In addition to proper technique, the biggest thing that saves me time in my cooking is not having to dice my onions at all. Dice several large onions all at once (after buying them on sale of course) and throw them into a gallon-sized freezer bag. Toss it into the freezer and, once frozen, squeeze the bag or bang it gently on the counter to break up the mass into little pieces. This will give you a bag of individually frozen bits of diced onion. That way, when a recipe calls for diced onions, you can just scoop them out of the bag with a measuring cup. You don’t even need to defrost them before using them.

Another thing I noticed was how LONG it took to cook rice when I switched from white rice to brown rice… and how IMPOSSIBLE it was to make brown rice that was actually edible. Then I found a recipe that makes perfect brown rice every single time. This might not seem like a big deal to you but I get very excited about this sort of thing. Plus, we eat a lot of brown rice so it’s nice that it’s actually edible now.

Once again, my biggest time savings comes from freezing the cooked rice. I make a big batch and freeze it in 1 cup portions. Once they’re frozen, put them all together in a big gallon-size freezer bag and break the chunks up (sometimes it helps to let them defrost a little bit first). This will leave you with a big bag of individual rice grains. That way, just like with the onions, if you need a cup of rice as a side dish or to throw in a soup, you can just scoop it right out of the bag with a measuring cup. Throw them in the microwave for 45 seconds or a minute and they’re ready to eat. We eat it as a side dish with dinner, I add it to soups, and I even sprinkle a ¼ cup on my salads sometimes for some extra whole grains. It adds great texture and soaks up the flavor of my salad dressing. Yum :)

Once we were all done chopping (and crying… except for Katie who actually has special onion chopping goggles!), we moved on to cooking some main dishes. I came up with a menu for the week based on what was on sale at Publix. Each recipe will have its own individual post.

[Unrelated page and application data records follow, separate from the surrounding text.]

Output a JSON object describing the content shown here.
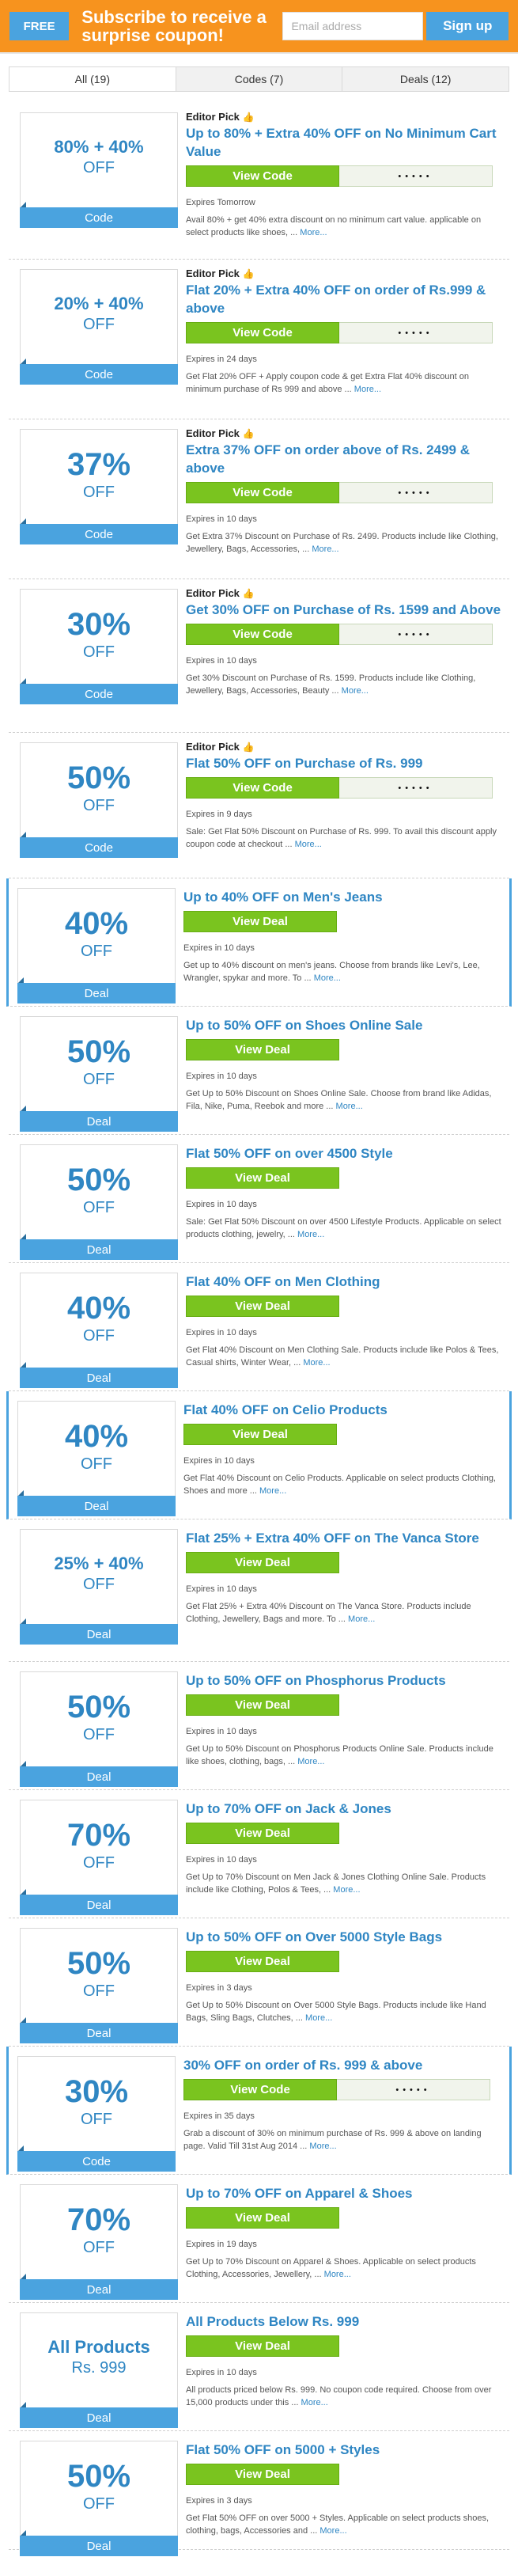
{
  "banner": {
    "free_label": "FREE",
    "subscribe_text": "Subscribe to receive a surprise coupon!",
    "email_placeholder": "Email address",
    "signup_label": "Sign up"
  },
  "tabs": [
    {
      "label": "All (19)"
    },
    {
      "label": "Codes (7)"
    },
    {
      "label": "Deals (12)"
    }
  ],
  "editor_pick_label": "Editor Pick",
  "view_code_label": "View Code",
  "view_deal_label": "View Deal",
  "code_dots": "•••••",
  "more_label": "More...",
  "offers": [
    {
      "big": "80% + 40%",
      "sub": "OFF",
      "type": "Code",
      "editor": true,
      "title": "Up to 80% + Extra 40% OFF on No Minimum Cart Value",
      "expires": "Expires Tomorrow",
      "desc": "Avail 80% + get 40% extra discount on no minimum cart value. applicable on select products like shoes, ..."
    },
    {
      "big": "20% + 40%",
      "sub": "OFF",
      "type": "Code",
      "editor": true,
      "title": "Flat 20% + Extra 40% OFF on order of Rs.999 & above",
      "expires": "Expires in 24 days",
      "desc": "Get Flat 20% OFF + Apply coupon code & get Extra Flat 40% discount on minimum purchase of Rs 999 and above ..."
    },
    {
      "big": "37%",
      "sub": "OFF",
      "type": "Code",
      "editor": true,
      "title": "Extra 37% OFF on order above of Rs. 2499 & above",
      "expires": "Expires in 10 days",
      "desc": "Get Extra 37% Discount on Purchase of Rs. 2499. Products include like Clothing, Jewellery, Bags, Accessories, ..."
    },
    {
      "big": "30%",
      "sub": "OFF",
      "type": "Code",
      "editor": true,
      "title": "Get 30% OFF on Purchase of Rs. 1599 and Above",
      "expires": "Expires in 10 days",
      "desc": "Get 30% Discount on Purchase of Rs. 1599. Products include like Clothing, Jewellery, Bags, Accessories, Beauty ..."
    },
    {
      "big": "50%",
      "sub": "OFF",
      "type": "Code",
      "editor": true,
      "title": "Flat 50% OFF on Purchase of Rs. 999",
      "expires": "Expires in 9 days",
      "desc": "Sale: Get Flat 50% Discount on Purchase of Rs. 999. To avail this discount apply coupon code at checkout ..."
    },
    {
      "big": "40%",
      "sub": "OFF",
      "type": "Deal",
      "editor": false,
      "title": "Up to 40% OFF on Men's Jeans",
      "expires": "Expires in 10 days",
      "desc": "Get up to 40% discount on men's jeans. Choose from brands like Levi's, Lee, Wrangler, spykar and more. To ..."
    },
    {
      "big": "50%",
      "sub": "OFF",
      "type": "Deal",
      "editor": false,
      "title": "Up to 50% OFF on Shoes Online Sale",
      "expires": "Expires in 10 days",
      "desc": "Get Up to 50% Discount on Shoes Online Sale. Choose from brand like Adidas, Fila, Nike, Puma, Reebok and more ..."
    },
    {
      "big": "50%",
      "sub": "OFF",
      "type": "Deal",
      "editor": false,
      "title": "Flat 50% OFF on over 4500 Style",
      "expires": "Expires in 10 days",
      "desc": "Sale: Get Flat 50% Discount on over 4500 Lifestyle Products. Applicable on select products clothing, jewelry, ..."
    },
    {
      "big": "40%",
      "sub": "OFF",
      "type": "Deal",
      "editor": false,
      "title": "Flat 40% OFF on Men Clothing",
      "expires": "Expires in 10 days",
      "desc": "Get Flat 40% Discount on Men Clothing Sale. Products include like Polos & Tees, Casual shirts, Winter Wear, ..."
    },
    {
      "big": "40%",
      "sub": "OFF",
      "type": "Deal",
      "editor": false,
      "title": "Flat 40% OFF on Celio Products",
      "expires": "Expires in 10 days",
      "desc": "Get Flat 40% Discount on Celio Products. Applicable on select products Clothing, Shoes and more ..."
    },
    {
      "big": "25% + 40%",
      "sub": "OFF",
      "type": "Deal",
      "editor": false,
      "title": "Flat 25% + Extra 40% OFF on The Vanca Store",
      "expires": "Expires in 10 days",
      "desc": "Get Flat 25% + Extra 40% Discount on The Vanca Store. Products include Clothing, Jewellery, Bags and more. To ..."
    },
    {
      "big": "50%",
      "sub": "OFF",
      "type": "Deal",
      "editor": false,
      "title": "Up to 50% OFF on Phosphorus Products",
      "expires": "Expires in 10 days",
      "desc": "Get Up to 50% Discount on Phosphorus Products Online Sale. Products include like shoes, clothing, bags, ..."
    },
    {
      "big": "70%",
      "sub": "OFF",
      "type": "Deal",
      "editor": false,
      "title": "Up to 70% OFF on Jack & Jones",
      "expires": "Expires in 10 days",
      "desc": "Get Up to 70% Discount on Men Jack & Jones Clothing Online Sale. Products include like Clothing, Polos & Tees, ..."
    },
    {
      "big": "50%",
      "sub": "OFF",
      "type": "Deal",
      "editor": false,
      "title": "Up to 50% OFF on Over 5000 Style Bags",
      "expires": "Expires in 3 days",
      "desc": "Get Up to 50% Discount on Over 5000 Style Bags. Products include like Hand Bags, Sling Bags, Clutches, ..."
    },
    {
      "big": "30%",
      "sub": "OFF",
      "type": "Code",
      "editor": false,
      "title": "30% OFF on order of Rs. 999 & above",
      "expires": "Expires in 35 days",
      "desc": "Grab a discount of 30% on minimum purchase of Rs. 999 & above on landing page. Valid Till 31st Aug 2014 ..."
    },
    {
      "big": "70%",
      "sub": "OFF",
      "type": "Deal",
      "editor": false,
      "title": "Up to 70% OFF on Apparel & Shoes",
      "expires": "Expires in 19 days",
      "desc": "Get Up to 70% Discount on Apparel & Shoes. Applicable on select products Clothing, Accessories, Jewellery, ..."
    },
    {
      "big": "All Products",
      "sub": "Rs. 999",
      "type": "Deal",
      "editor": false,
      "title": "All Products Below Rs. 999",
      "expires": "Expires in 10 days",
      "desc": "All products priced below Rs. 999. No coupon code required. Choose from over 15,000 products under this ..."
    },
    {
      "big": "50%",
      "sub": "OFF",
      "type": "Deal",
      "editor": false,
      "title": "Flat 50% OFF on 5000 + Styles",
      "expires": "Expires in 3 days",
      "desc": "Get Flat 50% OFF on over 5000 + Styles. Applicable on select products shoes, clothing, bags, Accessories and ..."
    }
  ]
}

I hope you enjoy this week’s menu and you pick up some good tips to help your waist get smaller and your wallet get fatter. Stay tuned for more meal plans and couponing tips.